Joanne’s account of her ordeal — the apparent murder of her lover, her capture at gunpoint, and her miraculous escape from the back of her attacker’s 4WD into the bush — sparked a frenzy of media interest and triggered the biggest manhunt ever mounted in Australia. But with few clues to the lone gunman’s identity, and as criticism of the police operation intensified, doubts about Joanne’s story began to surface.
In this gripping account of Peter Falconio’s disappearance, award-winning writer Sue Williams delves into the saga as it unfolds, charting the young couple’s early lives, an ill-fated love affair, and the past of the gun-toting drug-runner accused of murder, abduction and assault. Along the way, she encounters a top cop prepared to risk everything to crack the case, someone hell-bent on proving Joanne a liar, endless conspiracy theories, countless devastated lives in both Britain and Australia … and, finally, the shocking truth.
And Then The Darkness was published in Australia and Britain, and is available from this site.
For And Then The Darkness, Sue travelled all over the UK and Australia in her research, speaking to Joanne Lees’s family, friends, neighbours and work colleagues; the family, friends and neighbours of Peter Falconio; Bradley Murdoch’s parents, friends and enemies; and exclusive police contacts who gave her a penetrating insight into the biggest investigation ever undertaken in Australia.
And Then the Darkness: The disappearance of Peter Falconio and the trials of Joanne Lees was published in Australia in January 2006 by ABC Books, rrp $29.95, and in the same month in the UK by John Blake Publishing.
It was short-listed for the 2006 UK Golden Dagger crime writing award, the first book by an Australian writer to achieve that status.
The most emotive title is from Williams: And Then The Darkness. Like the others, Williams misses none of the drama of Lees’s conflict with the media, which reflected badly on both, or the justifiable doubts about the reliability of some of her evidence. But her account carries a deeper sense of tragedy, for Murdoch too, and his parents, but especially for Lees, and the Falconio family, wonderful people of staunch dignity and courage. A darkness did descend on innocent people and perhaps on a vast outback, and Williams has caught it well. While not uncritical of Lees, Williams is at least empathetic and sometimes sympathetic, and rightfully so. She spends less effort chasing rumours or gossip. Instead, she concentrates on the pulse and heartbeat.
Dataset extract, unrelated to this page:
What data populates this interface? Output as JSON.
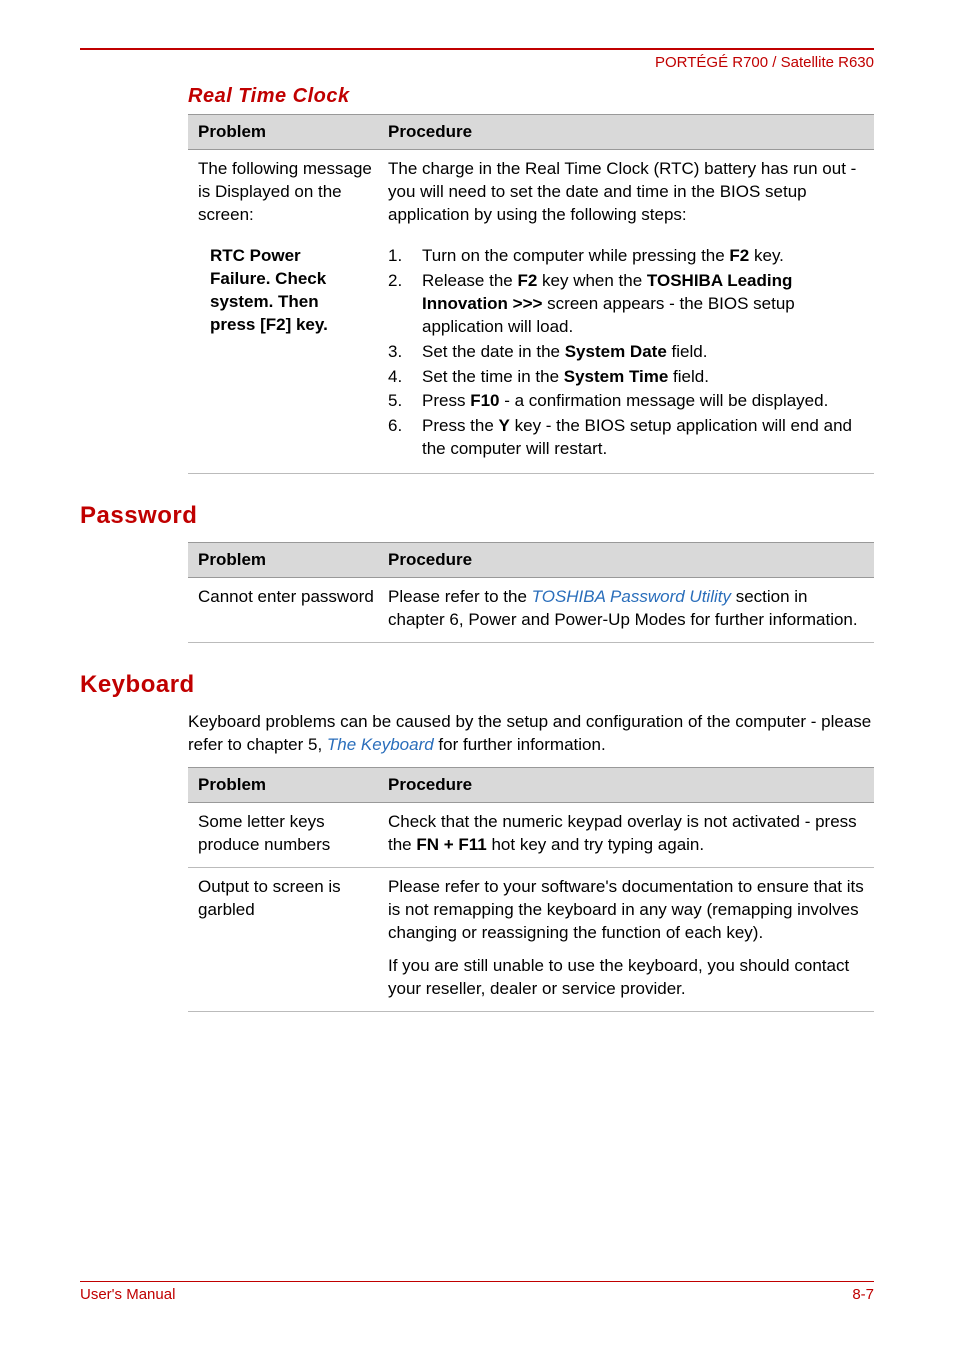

— The Sydney Morning Herald 4/3/06
This skillfully woven recreation of events reads so much like a seriously creepy novel, it well may have you swearing off outback holidays forever. All the detail and facts, however, have been accrued from some serious journalistic digging and it’s the density of detail, along with its ominous atmosphere, that is the true gold.
— Australian Women’s Weekly February 06
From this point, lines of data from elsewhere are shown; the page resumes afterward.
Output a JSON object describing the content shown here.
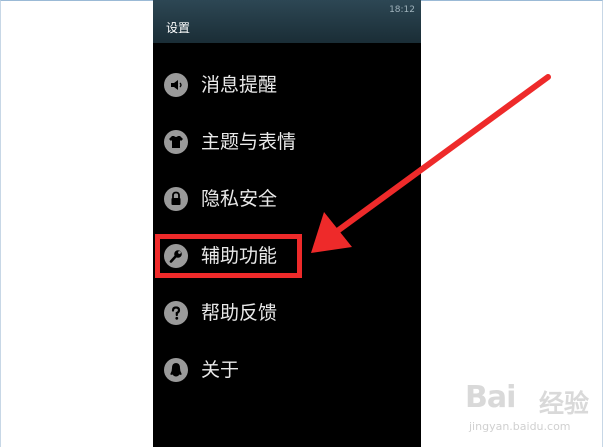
{
  "status_bar": {
    "time": "18:12"
  },
  "header": {
    "title": "设置"
  },
  "menu": {
    "items": [
      {
        "label": "消息提醒",
        "icon": "speaker-icon"
      },
      {
        "label": "主题与表情",
        "icon": "shirt-icon"
      },
      {
        "label": "隐私安全",
        "icon": "lock-icon"
      },
      {
        "label": "辅助功能",
        "icon": "wrench-icon"
      },
      {
        "label": "帮助反馈",
        "icon": "question-icon"
      },
      {
        "label": "关于",
        "icon": "penguin-icon"
      }
    ]
  },
  "annotation": {
    "color": "#ee2a2a",
    "highlighted_item": "辅助功能"
  },
  "watermark": {
    "logo": "Bai",
    "logo_tail": "经验",
    "url": "jingyan.baidu.com"
  }
}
No such holes in Sue Williams’ account, which is by far the most coherent. Like good crime fiction, And Then The Darkness presents us with clearly drawn characters and a satisfying denouement.
— The Age 4.2.06
Outback murder: the truth behind the nation’s biggest crime.
— marie claire January 06
With strong, colourful narrative, she spices the text with other murder stories and even takes a snipe at rival Falconio crime writer Robin Bowles.
— Adelaide Advertiser 28.1.06
From the moment Joanne Lees hit the front pages of Australian newspapers four and a half years ago, she’s been billed the mystery woman, the cold-hearted ice queen who never cried for her murdered boyfriend, the self-important princess who flatly refused to speak to the press about the night Peter Falconio died.
— The Australian 15/12/05
Joanne Lees and Peter Falconio didn’t know that an armed and dangerous man had followed them from Alice Springs and was preparing to ambush them.
— The Age 17/12/05
Bradley Murdoch was a mistake from the moment of conception.
— The Australian 14/12/05
Revealed: Why many people doubted Joanne Lees.
— Sun Herald 18/12/05
Williams has the edge over her rivals in that her book is also being turned into a major telemovie in a co-production between Australia and the UK. The book will be rushed into shops in the two countries this week.
— Sunday Telegraph 18/12/05